Tim Congdon, chief economist at the City firm Lombard Street Research and a member of the Chancellor's Panel of Independent Forecasters, said the pressure of an impending general election was putting Britain's economic stability at risk.
Professor Congdon said Mr Clarke deserved credit for four years of steady growth and low inflation. "However, Britain's new-found financial stability is in jeopardy," he writes in his latest client newsletter.
It was too soon to be sure that there would be a "Clarke boom", in a direct parallel to the Maudling, Barber and Lawson boom, he said. But he added: "The phrase 'Clarke boomlet' would be reasonable."
Professor Congdon, a well-known monetarist, points to rapid monetary growth since the start of 1995, marked increases in the prices of assets such as housing and land prices and brisk consumer spending as signs of boom conditions.
There was a worrying conflict between the Bank of England's foreboding about inflation dangers and Mr Clarke's complacency, Professor Congdon argues.

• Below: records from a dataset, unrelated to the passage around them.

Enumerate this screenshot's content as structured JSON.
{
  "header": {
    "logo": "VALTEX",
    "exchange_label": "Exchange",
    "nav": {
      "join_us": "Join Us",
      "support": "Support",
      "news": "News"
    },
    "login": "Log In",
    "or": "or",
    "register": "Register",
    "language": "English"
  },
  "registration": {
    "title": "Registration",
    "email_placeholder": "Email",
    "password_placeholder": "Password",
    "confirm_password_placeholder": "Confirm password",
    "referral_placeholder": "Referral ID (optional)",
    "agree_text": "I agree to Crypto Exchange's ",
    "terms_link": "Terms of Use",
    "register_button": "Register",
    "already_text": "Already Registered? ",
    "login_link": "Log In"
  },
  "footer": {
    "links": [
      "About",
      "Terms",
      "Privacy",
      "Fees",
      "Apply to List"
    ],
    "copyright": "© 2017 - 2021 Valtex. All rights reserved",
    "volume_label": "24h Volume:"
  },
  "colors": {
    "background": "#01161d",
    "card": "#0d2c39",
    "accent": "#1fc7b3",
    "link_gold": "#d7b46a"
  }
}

He concludes: "The meetings-and-minutes framework of monetary policy still leaves too much power over interest rates in political hands. It would be better if interest rate decisions were taken by the Bank of England, not in Whitehall, and so were more thoroughly depoliticised."